Red Hat has invested an unspecified amount in open source database vendor EnterpriseDB, a sign that the Linux vendor may be worried about the implications of Oracle's takeover of MySQL through its pending acquisition of Sun Microsystems.

The announcement was made in a statement posted by the database vendor.

Neither EnterpriseDB nor Red Hat immediately responded to requests for comment.

The move is notable because much of Red Hat's current popularity as a server platform is due to users looking to run the free MySQL on top of Red Hat as part of a LAMP (Linux, Apache, MySQL, Python/Perl/PHP) server. EnterpriseDB sells a proprietary, Oracle-compatible database called PostgresPlus that is based around the open source PostgreSQL technology.

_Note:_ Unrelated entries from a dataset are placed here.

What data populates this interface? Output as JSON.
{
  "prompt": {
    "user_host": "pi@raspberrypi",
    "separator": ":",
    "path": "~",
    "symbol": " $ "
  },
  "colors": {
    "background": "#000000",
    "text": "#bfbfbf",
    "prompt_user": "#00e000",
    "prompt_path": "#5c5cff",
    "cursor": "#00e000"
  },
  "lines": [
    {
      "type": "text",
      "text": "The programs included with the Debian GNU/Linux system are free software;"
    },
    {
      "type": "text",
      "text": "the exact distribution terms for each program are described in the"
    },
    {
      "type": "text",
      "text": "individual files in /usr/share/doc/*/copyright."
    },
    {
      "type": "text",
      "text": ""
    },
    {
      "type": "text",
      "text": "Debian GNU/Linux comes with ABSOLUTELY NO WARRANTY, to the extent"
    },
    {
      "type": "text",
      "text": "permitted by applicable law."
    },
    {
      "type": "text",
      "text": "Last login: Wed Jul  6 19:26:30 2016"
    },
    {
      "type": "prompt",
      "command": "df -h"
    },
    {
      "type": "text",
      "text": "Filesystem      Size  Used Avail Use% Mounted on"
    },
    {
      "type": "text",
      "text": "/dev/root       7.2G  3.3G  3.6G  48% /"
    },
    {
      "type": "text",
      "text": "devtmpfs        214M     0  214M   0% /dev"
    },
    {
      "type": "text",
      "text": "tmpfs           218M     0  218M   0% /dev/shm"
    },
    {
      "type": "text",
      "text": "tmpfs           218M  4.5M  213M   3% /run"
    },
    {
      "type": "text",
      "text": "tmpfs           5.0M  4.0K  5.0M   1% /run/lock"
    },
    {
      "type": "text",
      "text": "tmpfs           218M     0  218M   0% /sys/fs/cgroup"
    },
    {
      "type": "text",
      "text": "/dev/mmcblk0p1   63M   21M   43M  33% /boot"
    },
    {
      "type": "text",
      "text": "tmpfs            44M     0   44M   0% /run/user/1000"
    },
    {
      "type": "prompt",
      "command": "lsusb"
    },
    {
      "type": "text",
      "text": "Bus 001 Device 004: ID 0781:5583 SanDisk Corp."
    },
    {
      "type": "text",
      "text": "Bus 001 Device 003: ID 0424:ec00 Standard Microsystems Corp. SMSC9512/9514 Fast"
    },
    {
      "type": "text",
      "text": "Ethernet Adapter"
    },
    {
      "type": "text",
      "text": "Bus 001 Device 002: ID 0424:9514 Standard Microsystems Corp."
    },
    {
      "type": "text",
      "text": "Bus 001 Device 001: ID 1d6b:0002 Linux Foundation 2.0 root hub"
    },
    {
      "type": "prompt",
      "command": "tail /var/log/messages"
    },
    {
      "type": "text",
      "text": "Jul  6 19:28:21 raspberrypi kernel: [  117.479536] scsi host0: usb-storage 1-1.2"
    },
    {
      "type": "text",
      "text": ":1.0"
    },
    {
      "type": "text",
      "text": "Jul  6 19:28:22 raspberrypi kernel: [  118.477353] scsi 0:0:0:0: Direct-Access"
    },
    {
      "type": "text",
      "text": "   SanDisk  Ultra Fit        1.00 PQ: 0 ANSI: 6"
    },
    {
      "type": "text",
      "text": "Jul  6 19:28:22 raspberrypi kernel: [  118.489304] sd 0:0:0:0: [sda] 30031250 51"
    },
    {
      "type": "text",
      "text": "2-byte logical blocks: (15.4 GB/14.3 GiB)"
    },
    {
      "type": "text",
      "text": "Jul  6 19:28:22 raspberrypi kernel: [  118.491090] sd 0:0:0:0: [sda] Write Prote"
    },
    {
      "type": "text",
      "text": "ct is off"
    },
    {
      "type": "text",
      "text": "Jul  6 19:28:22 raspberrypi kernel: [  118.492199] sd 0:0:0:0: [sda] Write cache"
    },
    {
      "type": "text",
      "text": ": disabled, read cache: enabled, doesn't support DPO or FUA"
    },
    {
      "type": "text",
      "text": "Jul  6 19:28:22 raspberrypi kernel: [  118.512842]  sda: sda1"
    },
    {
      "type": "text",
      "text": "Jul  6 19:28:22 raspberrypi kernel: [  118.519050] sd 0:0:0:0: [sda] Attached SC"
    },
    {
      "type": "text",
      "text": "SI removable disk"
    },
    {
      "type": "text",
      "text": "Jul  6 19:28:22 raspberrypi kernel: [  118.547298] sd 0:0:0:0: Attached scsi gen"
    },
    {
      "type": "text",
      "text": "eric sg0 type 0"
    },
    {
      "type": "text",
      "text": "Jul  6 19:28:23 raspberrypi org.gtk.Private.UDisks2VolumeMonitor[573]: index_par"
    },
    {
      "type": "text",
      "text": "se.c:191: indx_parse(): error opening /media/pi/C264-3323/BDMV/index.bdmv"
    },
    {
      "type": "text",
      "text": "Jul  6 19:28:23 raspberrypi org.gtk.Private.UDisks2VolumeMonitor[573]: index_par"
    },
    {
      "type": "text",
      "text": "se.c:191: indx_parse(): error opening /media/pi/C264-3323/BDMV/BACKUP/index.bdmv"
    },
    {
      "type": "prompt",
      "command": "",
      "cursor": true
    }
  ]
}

The two companies had reportedly been edging towards each other for months. EnterpriseDB CEO Ed Boyajian is also a former Red Hat vice president.

Boyajian, quoted by CNET news, said that the investment, part of a $19 million Series C round of funding, was a "significant amount of money."

EnterpriseDB took a small investment from IBM a year and a half ago, as part of its move away from Sun Microsystems, which at that time had just acquired MySQL. This time around, fears about the fate of MySQL after Oracle's takeover may have motivated Red Hat to hedge its bets by getting cozy with EnterpriseDB, said Gordon Haff, an analyst with Illuminata.

Despite Oracle's promises to the contrary , some fear that Oracle will bury or weaken MySQL to prevent it from cannibalising sales of the pricier Oracle Database.

Asay theorised that Red Hat's investment is a counterattack of sorts, pumping up EnterpriseDB as a low cost challenger to Oracle and other expensive proprietary databases.

Though far less widely used than MySQL, the PostgreSQL that EnterpriseDB relies upon is also generally considered more suitable for large, enterprise workloads than MySQL. EnterpriseDB has had some success pulling away Oracle customers, claiming 225 paying customers as of its investment by IBM in March 2008.

Read Martin Veitch's analysis of the deal here.